● **ASSIGNMENT**
Please copy out all lines of the entries that contain the word "this".

[Element data from apps and pages]
# # # #

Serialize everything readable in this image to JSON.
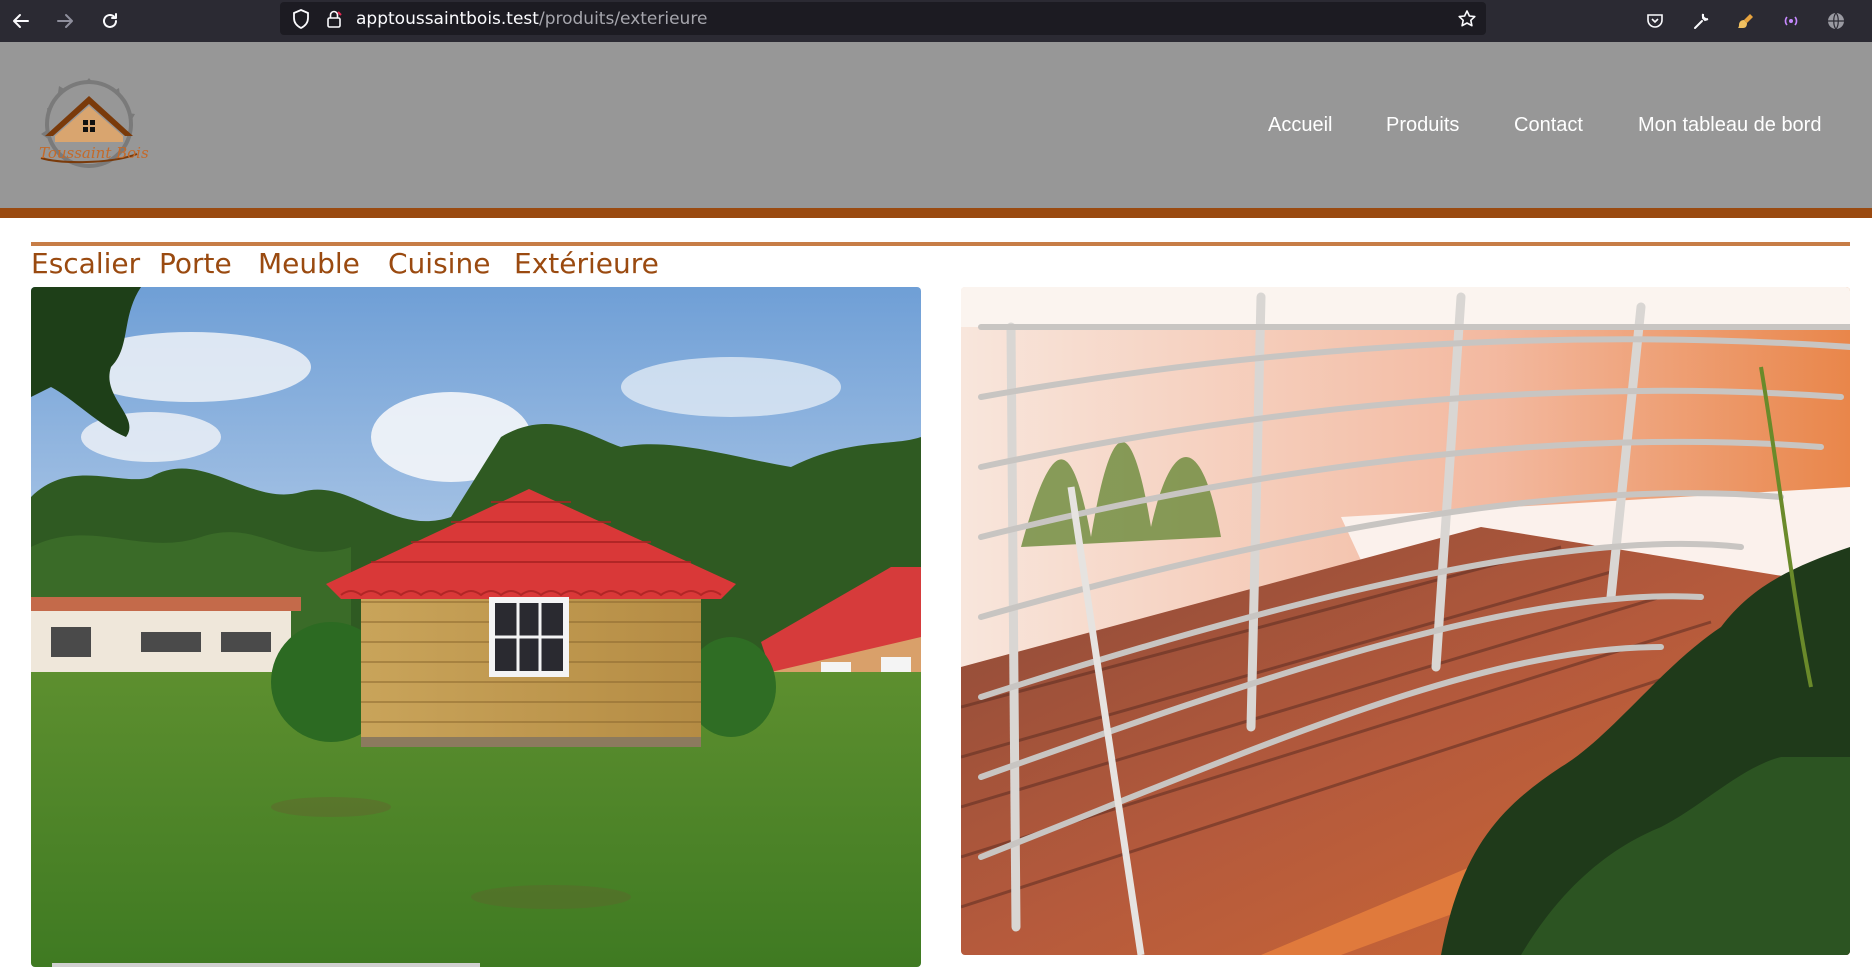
{
  "browser": {
    "url_host": "apptoussaintbois.test",
    "url_path": "/produits/exterieure",
    "icons": [
      "back-icon",
      "forward-icon",
      "reload-icon",
      "shield-icon",
      "lock-icon",
      "star-icon",
      "pocket-icon",
      "wrench-icon",
      "brush-icon",
      "broadcast-icon",
      "globe-icon"
    ]
  },
  "site": {
    "logo_text": "Toussaint Bois",
    "accent_color": "#9a4a10",
    "header_bg": "#979797"
  },
  "main_nav": {
    "home": "Accueil",
    "products": "Produits",
    "contact": "Contact",
    "dashboard": "Mon tableau de bord"
  },
  "categories": {
    "stairs": "Escalier",
    "door": "Porte",
    "furniture": "Meuble",
    "kitchen": "Cuisine",
    "exterior": "Extérieure"
  },
  "products": [
    {
      "image_subject": "wooden-cabin-red-roof"
    },
    {
      "image_subject": "wooden-deck-steel-railing"
    }
  ]
}
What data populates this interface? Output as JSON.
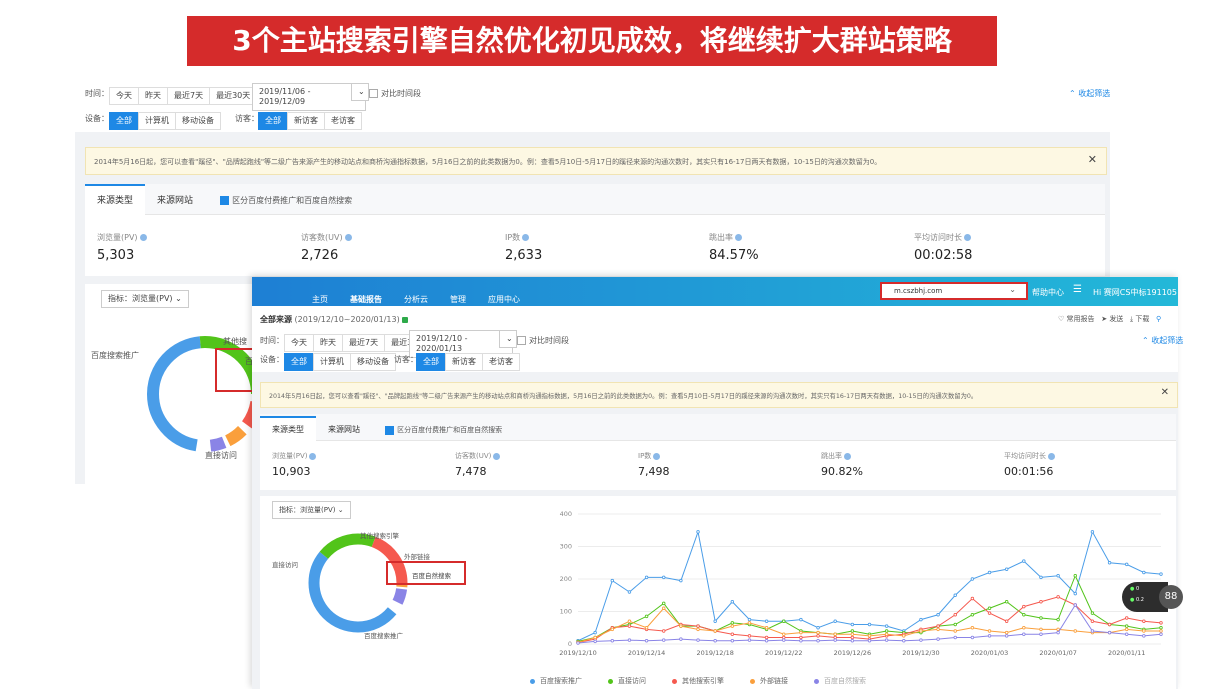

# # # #

● **EXERCISE RESPONSE**
Serialize everything readable in this image to JSON.
What data populates this interface? Output as JSON.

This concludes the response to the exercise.